Mike Judge's "Idiocracy," a 2006 movie made for the Trump era
The following review was originally published on May 28th, 2008, just as another Presidential primary was winding down, but given what happened recently, it's worth a reprint. I thought I'd never say this, but "Idiocracy's" time has finally come. And whether it's still a laughing matter is debateable, given the cognitively insensitivie leadership currently directing the country.
(FYI. The first four comments are from the original posting.)
Rent, stream, watch this movie today!
Belatedly, I come to "Idiocracy," the singular Mike Judge 2006 comedy that, for some bizarre and hugely masochistic reason, 20th Century-Fox decided to sacrifice. The mistreated movie opened in so few markets in '06, that, for all intents and purposes, it never really opened.
As a working critic, I never fully trusted the movie studios, particularly whenever one of them would try to elicit sympathy from reviewers because the poor studio was stuck with a really bad film.
While my colleagues would buy into the studio line that an unscreened film was a pathetic loser, I generally suspected that politics was afoot. You know, the filmmaker in question probably inadvertantly insulted a studio executive and, as a consequence, his/her film was being punished.
It never ceases to amaze me how a studio can release 10 consecutive lousy films and then single out one of them as the bad apple in the bunch. A case in point: Fox, the major that sidetracked "Idiocracy," also released - and with much fanfare - the depressingly mediocre (and eminently forgettable) "John Tucker Must Die" the same year.
It's a fact: Every studio that tries to "hide" a film from the critics has two or three hyped titles that are much, much worse. It's a little creepy to think that a lot of executives are overpaid to make such dubious decisions.
But let's get back to Judge's "Idiocracy," a spot-on indictment of the seemingly willful stupidity of some Americans. In it, Luke Wilson gamely plays a likably dim-witted guy who participates as a guinea pig in a top-secret Pentagon program studying ... hibernation.
When he wakes up 500 years in the future, Wilson's Joe Bowers is the smartest guy in the room.
This is the New America where being literate and articulate are equated with being gay. In fact, much of the recent idiot election talk about dreaded "elitism" could have come directly from Judge's prescient movie. (It's been demoralizing to watch as the two Democratic hopefuls vying for the Presidency dumbed themselves down for working-class America.)
There isn't one joke in "Idiocracy" that is not funny or that fails to nail its target. The film is brilliant. But, apparently, it disturbed some studio suit - or some befogged focus group recruited by said suit.
I have two questions:
1. Didn't someone at Fox read Judge's script before the studio greenlighted the project? Certainly, someone there was aware of the movie's incendiary, blatantly unpatriotic contents.
2. Would the same exact film have been sacrificed if, instead of B-lister Wilson, it starred, say, Adam Sandler or Will Ferrell or Jim Carrey or Steve Carell?

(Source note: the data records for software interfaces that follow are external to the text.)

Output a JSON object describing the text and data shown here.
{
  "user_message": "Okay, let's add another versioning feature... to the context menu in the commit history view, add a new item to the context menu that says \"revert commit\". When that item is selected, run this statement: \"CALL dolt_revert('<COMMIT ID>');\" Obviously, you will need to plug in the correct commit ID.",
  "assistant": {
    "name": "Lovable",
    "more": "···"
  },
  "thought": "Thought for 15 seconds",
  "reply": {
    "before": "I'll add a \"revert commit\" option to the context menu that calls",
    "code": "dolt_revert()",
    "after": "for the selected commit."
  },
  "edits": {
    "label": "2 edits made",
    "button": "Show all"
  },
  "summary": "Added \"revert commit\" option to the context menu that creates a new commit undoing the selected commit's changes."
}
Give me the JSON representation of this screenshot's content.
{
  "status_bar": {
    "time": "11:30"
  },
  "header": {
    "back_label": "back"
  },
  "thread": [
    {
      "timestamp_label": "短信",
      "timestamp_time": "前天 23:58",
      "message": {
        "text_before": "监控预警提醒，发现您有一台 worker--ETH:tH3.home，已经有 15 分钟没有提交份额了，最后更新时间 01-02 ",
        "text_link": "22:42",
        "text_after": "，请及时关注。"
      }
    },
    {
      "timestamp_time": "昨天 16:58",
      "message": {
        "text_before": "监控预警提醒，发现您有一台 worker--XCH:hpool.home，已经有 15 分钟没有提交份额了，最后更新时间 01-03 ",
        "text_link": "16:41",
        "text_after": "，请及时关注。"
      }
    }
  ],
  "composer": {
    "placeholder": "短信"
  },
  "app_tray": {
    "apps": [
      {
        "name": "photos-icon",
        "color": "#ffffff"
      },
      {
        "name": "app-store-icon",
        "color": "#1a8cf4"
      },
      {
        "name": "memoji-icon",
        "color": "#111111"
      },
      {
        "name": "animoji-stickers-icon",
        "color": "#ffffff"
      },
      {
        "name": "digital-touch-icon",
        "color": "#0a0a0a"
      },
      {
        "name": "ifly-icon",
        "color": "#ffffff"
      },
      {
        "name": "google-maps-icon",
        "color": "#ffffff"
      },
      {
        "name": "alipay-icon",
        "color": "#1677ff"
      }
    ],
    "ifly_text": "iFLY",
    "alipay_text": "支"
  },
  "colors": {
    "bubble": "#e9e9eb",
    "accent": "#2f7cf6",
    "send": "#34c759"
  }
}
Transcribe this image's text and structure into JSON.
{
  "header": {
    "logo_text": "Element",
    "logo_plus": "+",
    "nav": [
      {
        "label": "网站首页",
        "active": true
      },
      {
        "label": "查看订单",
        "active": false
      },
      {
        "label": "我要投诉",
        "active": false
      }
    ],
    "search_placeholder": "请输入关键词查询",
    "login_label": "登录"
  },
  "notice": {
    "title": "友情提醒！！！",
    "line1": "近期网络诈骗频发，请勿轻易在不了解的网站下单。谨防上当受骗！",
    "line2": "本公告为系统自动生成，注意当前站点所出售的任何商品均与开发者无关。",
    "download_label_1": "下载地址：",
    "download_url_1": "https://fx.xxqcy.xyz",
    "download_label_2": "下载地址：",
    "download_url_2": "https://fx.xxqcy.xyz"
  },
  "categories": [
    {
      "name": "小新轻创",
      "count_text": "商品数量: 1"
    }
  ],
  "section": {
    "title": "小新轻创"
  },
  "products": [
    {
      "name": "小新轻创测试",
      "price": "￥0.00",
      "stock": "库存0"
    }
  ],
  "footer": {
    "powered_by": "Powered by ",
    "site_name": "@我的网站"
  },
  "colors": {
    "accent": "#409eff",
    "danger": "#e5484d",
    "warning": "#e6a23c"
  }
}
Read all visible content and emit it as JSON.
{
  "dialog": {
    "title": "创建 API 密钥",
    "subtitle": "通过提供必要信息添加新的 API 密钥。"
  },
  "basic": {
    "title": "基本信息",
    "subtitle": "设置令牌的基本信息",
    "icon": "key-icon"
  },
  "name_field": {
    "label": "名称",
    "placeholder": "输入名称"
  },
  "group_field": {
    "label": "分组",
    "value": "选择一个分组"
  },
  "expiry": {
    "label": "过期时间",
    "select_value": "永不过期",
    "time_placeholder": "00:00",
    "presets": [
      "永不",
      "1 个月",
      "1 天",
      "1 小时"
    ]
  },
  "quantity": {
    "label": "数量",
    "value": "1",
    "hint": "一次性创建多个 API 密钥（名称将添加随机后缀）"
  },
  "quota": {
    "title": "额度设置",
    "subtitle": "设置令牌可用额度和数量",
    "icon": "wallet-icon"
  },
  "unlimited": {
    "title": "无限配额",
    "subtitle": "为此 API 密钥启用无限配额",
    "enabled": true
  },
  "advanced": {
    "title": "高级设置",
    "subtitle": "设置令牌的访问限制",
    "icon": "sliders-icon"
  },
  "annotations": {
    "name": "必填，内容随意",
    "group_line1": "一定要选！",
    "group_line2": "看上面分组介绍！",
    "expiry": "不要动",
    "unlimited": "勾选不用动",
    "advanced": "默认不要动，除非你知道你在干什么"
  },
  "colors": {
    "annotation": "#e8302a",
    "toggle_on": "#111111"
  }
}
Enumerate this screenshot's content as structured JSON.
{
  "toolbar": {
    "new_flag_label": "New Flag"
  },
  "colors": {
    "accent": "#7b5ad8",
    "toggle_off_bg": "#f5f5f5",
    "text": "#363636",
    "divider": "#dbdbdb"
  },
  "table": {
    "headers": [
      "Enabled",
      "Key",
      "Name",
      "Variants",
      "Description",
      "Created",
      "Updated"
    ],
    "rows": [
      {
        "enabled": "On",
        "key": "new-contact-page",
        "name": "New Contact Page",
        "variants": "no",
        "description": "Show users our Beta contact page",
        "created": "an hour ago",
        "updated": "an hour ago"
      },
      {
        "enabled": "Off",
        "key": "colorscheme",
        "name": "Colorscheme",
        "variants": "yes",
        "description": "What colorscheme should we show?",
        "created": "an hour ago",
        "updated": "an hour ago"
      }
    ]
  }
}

I think the answer to that question is obvious. OK, here's a loaded question: Would "Idiocracy" have been so disparaged by its own studio if it came with the currently beloved "Judd Apatow" imprimateur?
For what it's worth, "Idiocracy" dwells in the same deliciously deranged universe as Harold Ramis' "Caddyshack," the Farrellys' "Kingpin" and Judge's own "Office Space." The film is hilarious, hands-down.
But the bigger joke here is 20th Century-Fox which, apparently, still exists in the 20th century - literally.
One final thing... Judge has been remarkably quiet about the fate of his modest masterwork, and there has been some speculation about whether he was complicit in the direct-to-DVD treatment of "Idiocracy." Was it planned all along for the film to be premeditated as another home-entertaiment cult hit, along the lines of "Office Space"? Who knows?
But "Idiocracy" seems to have turned into just that.
Note in Passing: Check out Rob Walker's wonderful New York Times magazine piece, titled, "This Joke’s for You" about not only the product placement in "Idiocracy," but also a product it has inspired - Brawndo, “The Thirst Mutilator.”